“I don’t see us putting 80 solar projects on BLM land, there’s no way. I don’t see us putting 30,” says Mr. Miller, who notes the agency must manage the land for multiple uses. “And I hope the solar industry hears me on that.”
The BLM’s pace has displeased some in Congress. Rep. Jon Porter (R) of Nevada introduced a bill last week that would limit the BLM’s permit process to 180 days. And Rep. Dana Rohrabacher (R) of California is proposing doing away with environmental impact reviews. Mr. Rohrabacher says he is trying to “make sure that people who have something to offer other human beings [won’t] be stymied because the BLM thinks insects or reptiles are more important.”
Currently, all eyes are on the Ivanpah Valley, where BrightSource Energy, Inc. has proposed a concentrated solar facility that is furthest along with the BLM. BrightSource wants to build 400 megawatts of solar generation using hundreds of thousands of mirrors across 3,400 acres.
Walking in Ivanpah Valley, Mr. Hiatt points out the nearby Mojave National Preserve as well as various developments within view. These include a natural-gas power plant, a golf course, and the Nevada town of Primm. The dry lake at the bottom of the valley could become the home of a second major airport for Las Vegas, prompting Mr. Hiatt to question whether the mirrors will blind pilots.

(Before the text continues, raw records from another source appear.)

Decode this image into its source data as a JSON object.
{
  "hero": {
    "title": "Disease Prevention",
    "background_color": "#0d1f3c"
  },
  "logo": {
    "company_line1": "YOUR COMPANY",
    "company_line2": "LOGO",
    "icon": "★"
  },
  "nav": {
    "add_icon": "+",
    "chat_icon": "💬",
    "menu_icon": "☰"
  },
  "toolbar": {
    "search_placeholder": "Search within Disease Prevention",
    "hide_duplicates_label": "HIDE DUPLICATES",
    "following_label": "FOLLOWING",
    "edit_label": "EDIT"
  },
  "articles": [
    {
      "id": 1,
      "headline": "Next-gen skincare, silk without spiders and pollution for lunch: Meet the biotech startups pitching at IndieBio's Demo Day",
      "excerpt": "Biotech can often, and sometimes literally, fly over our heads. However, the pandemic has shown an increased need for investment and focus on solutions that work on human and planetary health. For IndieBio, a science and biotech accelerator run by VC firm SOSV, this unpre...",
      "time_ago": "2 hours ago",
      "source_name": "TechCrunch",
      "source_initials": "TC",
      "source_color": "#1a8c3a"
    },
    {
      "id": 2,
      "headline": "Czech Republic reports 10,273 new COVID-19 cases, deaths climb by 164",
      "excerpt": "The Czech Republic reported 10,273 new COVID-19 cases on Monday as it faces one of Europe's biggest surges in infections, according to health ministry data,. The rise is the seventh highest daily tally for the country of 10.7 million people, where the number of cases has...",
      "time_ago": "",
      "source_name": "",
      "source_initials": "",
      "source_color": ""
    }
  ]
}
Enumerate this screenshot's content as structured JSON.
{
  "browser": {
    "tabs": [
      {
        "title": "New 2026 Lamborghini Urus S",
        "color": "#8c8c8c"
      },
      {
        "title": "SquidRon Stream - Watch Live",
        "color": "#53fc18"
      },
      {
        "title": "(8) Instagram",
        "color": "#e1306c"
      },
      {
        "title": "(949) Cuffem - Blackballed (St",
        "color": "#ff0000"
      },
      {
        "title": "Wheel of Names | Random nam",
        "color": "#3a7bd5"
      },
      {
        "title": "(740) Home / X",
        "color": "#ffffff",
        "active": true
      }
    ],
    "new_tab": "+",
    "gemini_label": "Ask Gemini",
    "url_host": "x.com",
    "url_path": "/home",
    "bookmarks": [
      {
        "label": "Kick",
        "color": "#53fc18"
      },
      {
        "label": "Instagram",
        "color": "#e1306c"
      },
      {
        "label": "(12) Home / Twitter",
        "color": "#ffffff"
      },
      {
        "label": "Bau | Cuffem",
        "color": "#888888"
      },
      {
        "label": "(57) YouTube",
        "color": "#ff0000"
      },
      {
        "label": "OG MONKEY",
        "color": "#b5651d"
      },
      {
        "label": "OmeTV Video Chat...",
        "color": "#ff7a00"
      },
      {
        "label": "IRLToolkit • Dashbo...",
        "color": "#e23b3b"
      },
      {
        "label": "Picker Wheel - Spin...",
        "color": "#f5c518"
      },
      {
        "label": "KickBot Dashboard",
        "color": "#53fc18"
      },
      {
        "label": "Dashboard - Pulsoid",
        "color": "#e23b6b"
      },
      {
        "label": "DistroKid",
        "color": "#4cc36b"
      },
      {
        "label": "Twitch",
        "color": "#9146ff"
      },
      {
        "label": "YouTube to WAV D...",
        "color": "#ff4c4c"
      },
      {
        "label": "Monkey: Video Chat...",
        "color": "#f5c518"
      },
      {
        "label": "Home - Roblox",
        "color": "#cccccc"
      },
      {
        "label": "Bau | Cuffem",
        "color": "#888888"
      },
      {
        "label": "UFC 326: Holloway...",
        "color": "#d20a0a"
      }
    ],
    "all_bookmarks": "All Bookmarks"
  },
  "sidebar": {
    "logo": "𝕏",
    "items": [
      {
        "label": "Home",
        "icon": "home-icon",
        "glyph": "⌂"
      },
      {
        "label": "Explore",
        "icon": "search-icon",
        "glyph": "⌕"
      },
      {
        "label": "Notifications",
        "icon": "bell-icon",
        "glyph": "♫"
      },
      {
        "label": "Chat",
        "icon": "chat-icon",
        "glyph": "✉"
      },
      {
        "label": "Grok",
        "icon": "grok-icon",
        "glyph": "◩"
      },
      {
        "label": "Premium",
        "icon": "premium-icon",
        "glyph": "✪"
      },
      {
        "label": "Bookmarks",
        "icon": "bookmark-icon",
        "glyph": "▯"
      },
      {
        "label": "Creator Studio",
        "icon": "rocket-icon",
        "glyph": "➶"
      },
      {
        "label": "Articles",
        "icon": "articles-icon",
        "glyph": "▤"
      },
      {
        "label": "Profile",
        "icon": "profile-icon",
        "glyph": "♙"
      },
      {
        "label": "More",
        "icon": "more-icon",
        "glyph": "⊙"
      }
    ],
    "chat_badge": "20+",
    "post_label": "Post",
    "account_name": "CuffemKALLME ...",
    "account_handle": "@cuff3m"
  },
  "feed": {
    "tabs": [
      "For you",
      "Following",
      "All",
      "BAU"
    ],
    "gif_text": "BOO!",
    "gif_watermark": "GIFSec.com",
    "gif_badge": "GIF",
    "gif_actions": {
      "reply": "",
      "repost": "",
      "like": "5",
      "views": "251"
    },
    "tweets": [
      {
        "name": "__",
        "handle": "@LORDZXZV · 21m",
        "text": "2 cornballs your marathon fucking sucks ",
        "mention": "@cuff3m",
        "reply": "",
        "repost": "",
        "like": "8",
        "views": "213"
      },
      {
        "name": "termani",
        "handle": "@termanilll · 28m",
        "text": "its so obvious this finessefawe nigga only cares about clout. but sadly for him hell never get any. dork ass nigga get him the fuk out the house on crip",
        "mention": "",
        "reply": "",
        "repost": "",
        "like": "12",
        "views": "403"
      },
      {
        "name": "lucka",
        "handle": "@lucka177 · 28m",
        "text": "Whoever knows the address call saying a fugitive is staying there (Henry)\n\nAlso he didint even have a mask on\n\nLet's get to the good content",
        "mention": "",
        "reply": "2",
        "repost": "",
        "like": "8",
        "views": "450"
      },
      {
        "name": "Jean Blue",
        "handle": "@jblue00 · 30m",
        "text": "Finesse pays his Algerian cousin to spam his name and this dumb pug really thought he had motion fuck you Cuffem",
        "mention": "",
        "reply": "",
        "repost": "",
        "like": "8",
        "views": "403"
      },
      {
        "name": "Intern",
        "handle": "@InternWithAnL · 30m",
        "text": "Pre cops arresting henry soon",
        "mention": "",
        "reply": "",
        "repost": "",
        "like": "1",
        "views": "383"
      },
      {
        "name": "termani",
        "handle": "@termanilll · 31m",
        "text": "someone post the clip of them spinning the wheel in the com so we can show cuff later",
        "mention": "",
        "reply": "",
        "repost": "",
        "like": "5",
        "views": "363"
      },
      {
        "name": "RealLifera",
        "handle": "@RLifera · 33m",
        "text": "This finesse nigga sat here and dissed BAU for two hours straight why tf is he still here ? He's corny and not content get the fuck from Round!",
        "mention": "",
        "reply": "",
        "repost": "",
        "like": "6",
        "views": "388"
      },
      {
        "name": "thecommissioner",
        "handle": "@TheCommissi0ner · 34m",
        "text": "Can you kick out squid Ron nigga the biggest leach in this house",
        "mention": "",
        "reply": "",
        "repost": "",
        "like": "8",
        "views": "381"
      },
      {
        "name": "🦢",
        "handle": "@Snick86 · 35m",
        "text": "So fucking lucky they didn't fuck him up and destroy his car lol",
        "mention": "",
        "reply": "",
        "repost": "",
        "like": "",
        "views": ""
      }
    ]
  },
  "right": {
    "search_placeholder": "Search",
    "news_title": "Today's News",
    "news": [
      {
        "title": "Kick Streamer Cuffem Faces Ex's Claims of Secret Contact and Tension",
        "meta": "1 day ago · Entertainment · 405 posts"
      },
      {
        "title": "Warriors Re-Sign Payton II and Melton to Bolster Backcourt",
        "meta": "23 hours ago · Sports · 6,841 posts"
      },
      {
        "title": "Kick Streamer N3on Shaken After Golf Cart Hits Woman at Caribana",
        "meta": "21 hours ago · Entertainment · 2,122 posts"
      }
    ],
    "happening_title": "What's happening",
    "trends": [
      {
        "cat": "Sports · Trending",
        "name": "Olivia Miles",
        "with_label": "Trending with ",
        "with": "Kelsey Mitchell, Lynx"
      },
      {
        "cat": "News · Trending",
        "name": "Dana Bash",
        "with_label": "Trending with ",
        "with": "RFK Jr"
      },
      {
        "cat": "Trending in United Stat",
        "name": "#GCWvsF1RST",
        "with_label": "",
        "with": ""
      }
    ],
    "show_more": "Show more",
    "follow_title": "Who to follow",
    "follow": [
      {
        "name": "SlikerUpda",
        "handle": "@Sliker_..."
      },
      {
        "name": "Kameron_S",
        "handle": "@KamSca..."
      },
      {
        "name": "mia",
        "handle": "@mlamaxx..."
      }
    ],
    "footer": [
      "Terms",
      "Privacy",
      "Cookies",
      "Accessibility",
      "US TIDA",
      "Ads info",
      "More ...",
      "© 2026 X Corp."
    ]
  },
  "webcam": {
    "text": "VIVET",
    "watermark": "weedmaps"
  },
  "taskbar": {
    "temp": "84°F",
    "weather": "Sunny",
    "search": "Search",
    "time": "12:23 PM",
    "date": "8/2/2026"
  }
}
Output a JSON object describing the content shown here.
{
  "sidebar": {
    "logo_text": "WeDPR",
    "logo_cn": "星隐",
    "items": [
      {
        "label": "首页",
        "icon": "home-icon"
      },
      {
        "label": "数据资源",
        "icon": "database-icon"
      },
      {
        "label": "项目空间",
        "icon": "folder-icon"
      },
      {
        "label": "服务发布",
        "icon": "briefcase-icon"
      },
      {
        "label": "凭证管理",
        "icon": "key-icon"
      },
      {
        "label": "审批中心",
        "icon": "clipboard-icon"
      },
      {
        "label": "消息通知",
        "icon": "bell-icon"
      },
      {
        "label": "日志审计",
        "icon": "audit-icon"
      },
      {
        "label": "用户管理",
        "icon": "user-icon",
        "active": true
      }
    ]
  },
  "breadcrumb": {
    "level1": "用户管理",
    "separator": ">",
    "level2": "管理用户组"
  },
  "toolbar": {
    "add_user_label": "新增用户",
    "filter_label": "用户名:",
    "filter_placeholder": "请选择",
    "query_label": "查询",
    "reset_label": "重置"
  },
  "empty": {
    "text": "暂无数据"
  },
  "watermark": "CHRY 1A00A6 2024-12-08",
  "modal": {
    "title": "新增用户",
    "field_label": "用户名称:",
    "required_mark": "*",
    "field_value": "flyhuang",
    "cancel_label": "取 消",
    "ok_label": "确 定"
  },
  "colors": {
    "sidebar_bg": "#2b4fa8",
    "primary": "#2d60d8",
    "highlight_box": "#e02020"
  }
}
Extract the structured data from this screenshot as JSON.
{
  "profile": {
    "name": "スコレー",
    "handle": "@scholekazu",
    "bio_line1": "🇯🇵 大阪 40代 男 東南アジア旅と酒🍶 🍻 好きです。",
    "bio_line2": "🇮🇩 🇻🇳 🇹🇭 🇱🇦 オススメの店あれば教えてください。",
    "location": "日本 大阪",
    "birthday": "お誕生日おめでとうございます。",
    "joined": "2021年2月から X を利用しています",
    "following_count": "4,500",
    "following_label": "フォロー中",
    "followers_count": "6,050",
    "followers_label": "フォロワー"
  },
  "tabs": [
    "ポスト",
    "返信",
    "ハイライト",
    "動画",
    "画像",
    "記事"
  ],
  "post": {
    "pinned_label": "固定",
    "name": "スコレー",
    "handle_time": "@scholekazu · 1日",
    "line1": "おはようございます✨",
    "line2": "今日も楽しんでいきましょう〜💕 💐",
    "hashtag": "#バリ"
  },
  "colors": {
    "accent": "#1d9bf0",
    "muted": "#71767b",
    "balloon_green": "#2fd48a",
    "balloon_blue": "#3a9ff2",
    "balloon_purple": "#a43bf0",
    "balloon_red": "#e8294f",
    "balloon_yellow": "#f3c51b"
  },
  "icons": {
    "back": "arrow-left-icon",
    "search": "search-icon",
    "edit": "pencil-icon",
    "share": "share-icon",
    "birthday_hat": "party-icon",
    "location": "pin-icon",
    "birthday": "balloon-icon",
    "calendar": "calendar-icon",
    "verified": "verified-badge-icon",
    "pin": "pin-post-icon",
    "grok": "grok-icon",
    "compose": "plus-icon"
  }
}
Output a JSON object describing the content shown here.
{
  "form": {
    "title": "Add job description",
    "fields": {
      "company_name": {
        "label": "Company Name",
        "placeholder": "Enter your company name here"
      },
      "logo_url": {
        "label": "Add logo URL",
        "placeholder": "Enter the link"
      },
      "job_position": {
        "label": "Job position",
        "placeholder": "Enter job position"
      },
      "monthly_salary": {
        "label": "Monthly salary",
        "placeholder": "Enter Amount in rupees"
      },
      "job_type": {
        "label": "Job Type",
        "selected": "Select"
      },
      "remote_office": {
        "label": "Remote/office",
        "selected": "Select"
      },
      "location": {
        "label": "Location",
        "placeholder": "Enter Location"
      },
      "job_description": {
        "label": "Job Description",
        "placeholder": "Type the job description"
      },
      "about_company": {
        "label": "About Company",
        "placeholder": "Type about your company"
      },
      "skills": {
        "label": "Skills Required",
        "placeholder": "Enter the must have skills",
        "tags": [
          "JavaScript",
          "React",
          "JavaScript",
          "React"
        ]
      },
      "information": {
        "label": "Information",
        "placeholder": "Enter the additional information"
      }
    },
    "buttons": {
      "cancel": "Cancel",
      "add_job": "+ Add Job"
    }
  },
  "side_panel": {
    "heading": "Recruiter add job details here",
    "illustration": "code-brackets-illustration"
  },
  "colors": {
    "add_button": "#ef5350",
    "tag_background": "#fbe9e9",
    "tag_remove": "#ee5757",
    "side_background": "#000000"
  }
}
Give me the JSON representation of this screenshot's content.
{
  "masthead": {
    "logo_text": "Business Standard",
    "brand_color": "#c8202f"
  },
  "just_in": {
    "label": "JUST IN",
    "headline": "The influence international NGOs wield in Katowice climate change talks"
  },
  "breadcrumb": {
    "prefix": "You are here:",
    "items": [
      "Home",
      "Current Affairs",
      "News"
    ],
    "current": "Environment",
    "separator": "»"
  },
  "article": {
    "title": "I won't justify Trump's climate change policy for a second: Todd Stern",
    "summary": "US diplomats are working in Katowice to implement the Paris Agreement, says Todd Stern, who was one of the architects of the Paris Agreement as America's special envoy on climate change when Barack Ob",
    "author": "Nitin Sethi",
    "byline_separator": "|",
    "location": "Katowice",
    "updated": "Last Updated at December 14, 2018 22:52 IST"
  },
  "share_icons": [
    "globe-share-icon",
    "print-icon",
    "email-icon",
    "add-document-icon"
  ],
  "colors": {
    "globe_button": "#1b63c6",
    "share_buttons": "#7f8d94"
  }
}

BrightSource’s application says all vegetation within the fields of mirrors “will be cut to the soil surface to reduce the risk of fire.” Hiatt says that will cause long-term soil damage.